An early copy of the map came to light in the 17th century and was owned for years by Konrad Peutinger, a Hapsburg diplomat and map collector. It is now is in the Austrian National Library in Vienna.
The map, probably created in the early fourth century A.D., may have been intended to impress the emperor’s subjects and notable guests, Dr. Talbert has concluded. It was oriented with the capital at its center, showing that all roads indeed led to Rome.
Mapping was a tool of propaganda, just as many Roman coins showed the emperor Augustus, or Octavian or Diocletian, holding a globe, a symbol of the whole world in his power. Jennifer Y. Chi, the institute’s exhibitions director and a specialist in Roman sculpture, said that Augustus, in particular, “promoted his power systematically through many different media, and even the illiterate understood the globe’s symbolism.”

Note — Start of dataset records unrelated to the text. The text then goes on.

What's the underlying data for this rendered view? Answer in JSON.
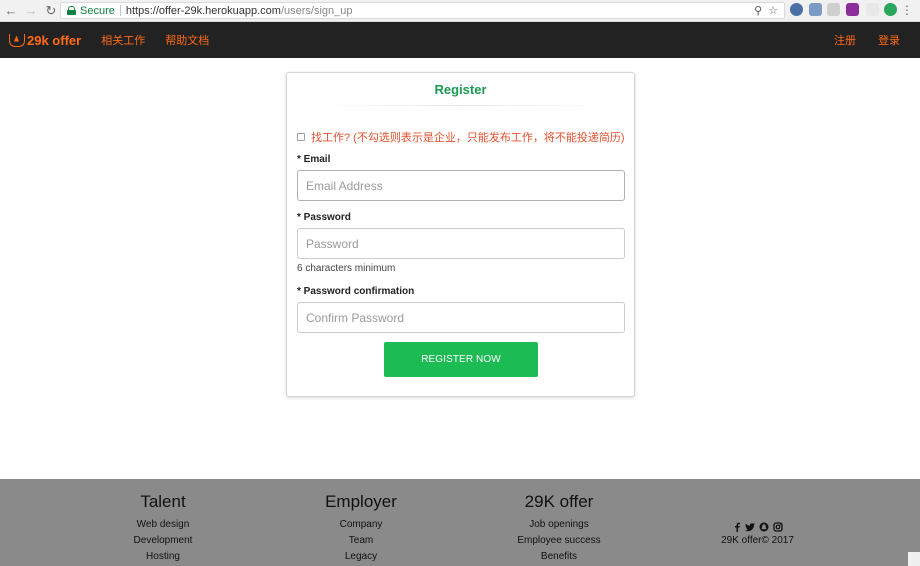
{
  "browser": {
    "secure_label": "Secure",
    "url_host": "https://offer-29k.herokuapp.com",
    "url_path": "/users/sign_up"
  },
  "navbar": {
    "brand": "29k offer",
    "links": [
      "相关工作",
      "帮助文档"
    ],
    "right_links": [
      "注册",
      "登录"
    ],
    "accent_color": "#ff6a14"
  },
  "form": {
    "title": "Register",
    "job_seeker_label": "找工作? (不勾选则表示是企业，只能发布工作，将不能投递简历)",
    "email_label": "* Email",
    "email_placeholder": "Email Address",
    "password_label": "* Password",
    "password_placeholder": "Password",
    "password_hint": "6 characters minimum",
    "confirm_label": "* Password confirmation",
    "confirm_placeholder": "Confirm Password",
    "submit_label": "REGISTER NOW",
    "title_color": "#1a9a52",
    "button_color": "#1cbb54"
  },
  "footer": {
    "columns": [
      {
        "heading": "Talent",
        "items": [
          "Web design",
          "Development",
          "Hosting"
        ]
      },
      {
        "heading": "Employer",
        "items": [
          "Company",
          "Team",
          "Legacy"
        ]
      },
      {
        "heading": "29K offer",
        "items": [
          "Job openings",
          "Employee success",
          "Benefits"
        ]
      }
    ],
    "social_icons": [
      "facebook-icon",
      "twitter-icon",
      "snapchat-icon",
      "instagram-icon"
    ],
    "copyright": "29K offer© 2017"
  }
}
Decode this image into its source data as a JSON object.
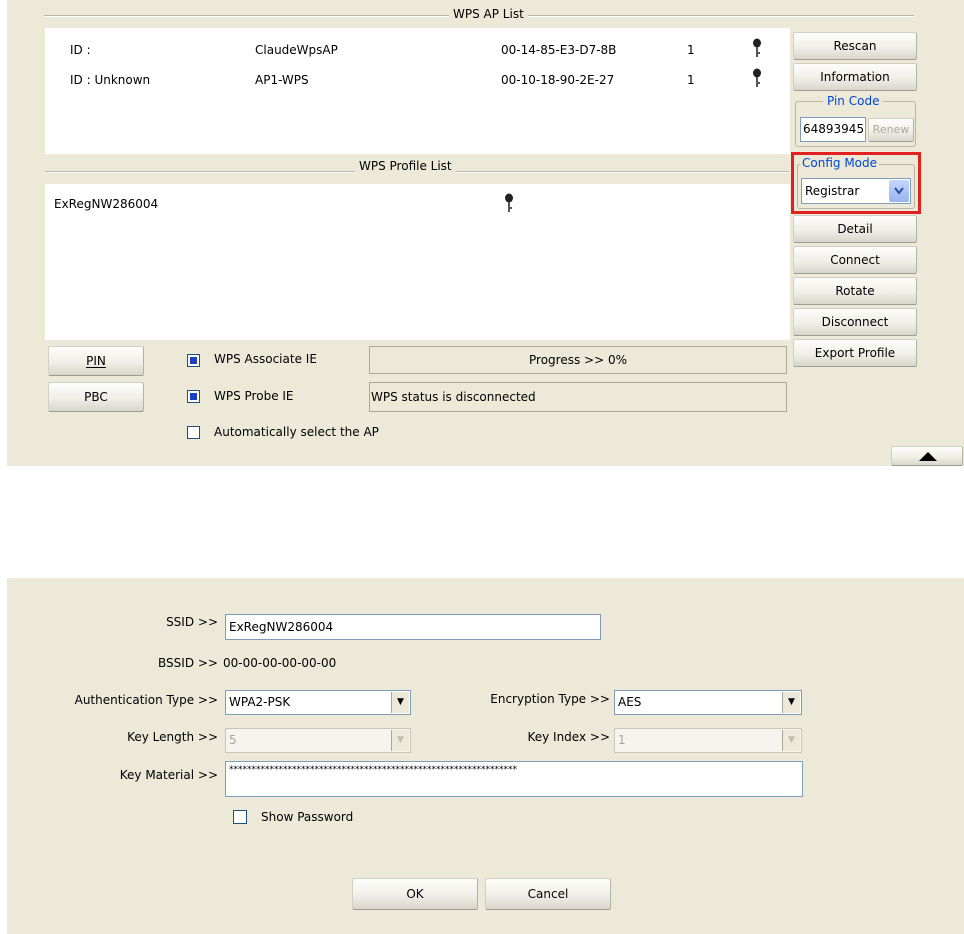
{
  "wps_panel": {
    "ap_list_title": "WPS AP List",
    "ap_list": [
      {
        "id": "ID :",
        "name": "ClaudeWpsAP",
        "bssid": "00-14-85-E3-D7-8B",
        "channel": "1"
      },
      {
        "id": "ID : Unknown",
        "name": "AP1-WPS",
        "bssid": "00-10-18-90-2E-27",
        "channel": "1"
      }
    ],
    "profile_list_title": "WPS Profile List",
    "profiles": [
      {
        "name": "ExRegNW286004"
      }
    ],
    "buttons": {
      "rescan": "Rescan",
      "information": "Information",
      "detail": "Detail",
      "connect": "Connect",
      "rotate": "Rotate",
      "disconnect": "Disconnect",
      "export_profile": "Export Profile",
      "pin": "PIN",
      "pbc": "PBC",
      "renew": "Renew"
    },
    "pin_code": {
      "label": "Pin Code",
      "value": "64893945"
    },
    "config_mode": {
      "label": "Config Mode",
      "value": "Registrar"
    },
    "checkboxes": {
      "associate_ie": {
        "label": "WPS Associate IE",
        "checked": true
      },
      "probe_ie": {
        "label": "WPS Probe IE",
        "checked": true
      },
      "auto_select": {
        "label": "Automatically select the AP",
        "checked": false
      }
    },
    "progress_text": "Progress >> 0%",
    "progress_value": 0,
    "status_text": "WPS status is disconnected",
    "highlight_color": "#e0211f"
  },
  "profile_dialog": {
    "ssid_label": "SSID >>",
    "ssid_value": "ExRegNW286004",
    "bssid_label": "BSSID >>",
    "bssid_value": "00-00-00-00-00-00",
    "auth_label": "Authentication Type >>",
    "auth_value": "WPA2-PSK",
    "enc_label": "Encryption Type >>",
    "enc_value": "AES",
    "keylen_label": "Key Length >>",
    "keylen_value": "5",
    "keyidx_label": "Key Index >>",
    "keyidx_value": "1",
    "keymat_label": "Key Material >>",
    "keymat_value": "****************************************************************",
    "show_password_label": "Show Password",
    "ok_label": "OK",
    "cancel_label": "Cancel"
  }
}
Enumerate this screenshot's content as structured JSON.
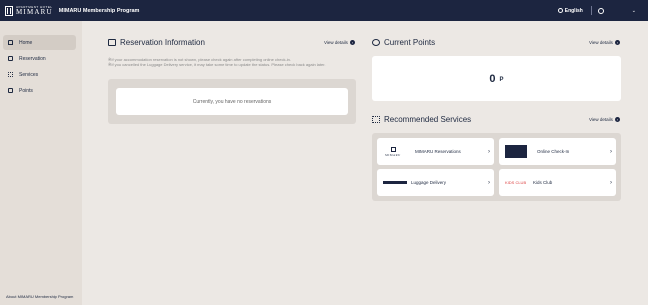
{
  "header": {
    "brand_small": "APARTMENT HOTEL",
    "brand_main": "MIMARU",
    "app_title": "MIMARU Membership Program",
    "language": "English"
  },
  "sidebar": {
    "items": [
      {
        "label": "Home",
        "icon": "home-icon"
      },
      {
        "label": "Reservation",
        "icon": "calendar-icon"
      },
      {
        "label": "Services",
        "icon": "grid-icon"
      },
      {
        "label": "Points",
        "icon": "points-icon"
      }
    ],
    "footer": "About MIMARU Membership Program"
  },
  "reservation": {
    "title": "Reservation Information",
    "view_details": "View details",
    "notice_1": "※If your accommodation reservation is not shown, please check again after completing online check-in.",
    "notice_2": "※If you cancelled the Luggage Delivery service, it may take some time to update the status. Please check back again later.",
    "empty": "Currently, you have no reservations"
  },
  "points": {
    "title": "Current Points",
    "view_details": "View details",
    "value": "0",
    "unit": "P"
  },
  "services": {
    "title": "Recommended Services",
    "view_details": "View details",
    "mimaru_logo_text": "MIMARU",
    "kids_logo_text": "KIDS CLUB",
    "items": [
      {
        "label": "MIMARU Reservations"
      },
      {
        "label": "Online Check-In"
      },
      {
        "label": "Luggage Delivery"
      },
      {
        "label": "Kids Club"
      }
    ]
  },
  "colors": {
    "navy": "#1c2540",
    "background": "#ece8e4",
    "panel": "#dcd7d2"
  }
}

The rarely exhibited material is on loan from several American institutions, including the Morgan Library and Museum, the Metropolitan Museum of Art, the New York Public Library, the American Numismatic Society and the libraries at Columbia and Harvard. The show is supported by the Leon Levy Foundation.
All in all, whether guided by the stars or by imperial roads, the Greeks and the Romans did well in preparing the way to geographic knowledge of worlds known and unknown, real and imaginary. They anticipated modern concepts of mapmaking: anything that can be spatially conceived can be mapped.
The most influential of the ancient Greeks was Claudium Ptolemy, the foremost scholar at the Alexandria library in the second century A.D. Two of his books, one on astronomy, and another on geography, were finally translated into Latin in the Middle Ages.
Notes accompanying the exhibition point out that Ptolemy’s “Geographia” provided ample information on locations of ancient lands and cities, enabling Renaissance cartographers to prepare the first fairly modern world maps, the “Mappa mundi” style that was followed for the next couple of centuries. The maps were decorated with the eight classical headwinds; symbols taken from Aristotle’s conception of the primary elements of fire, earth, water and air; and a scattering of zodiac signs around the edges.
Even Ptolemy’s errors were influential. Instead of sticking to Eratosthenes’ more accurate estimate of Earth’s size, Ptolemy handed down a serious underestimate that later apparently emboldened Columbus to think he could sail west to reach China or Japan.
Instead, he reached landfall in what became known as the West Indies — about the distance from Europe that Ptolemy had led him to expect, but with no “Grand Khan” in sight.
So it was perhaps no coincidence that the rediscovery of Greco-Roman geography fostered the age of Western exploration. After 1492, there were new worlds to measure and map. Within two centuries, exhibition notes remind us, “the primacy of ancient geographic knowledge and mapping conventions came to an end.”
New discoveries and technologies had made Greco-Roman geography obsolete. But its influence helped shape the way we still look at the world.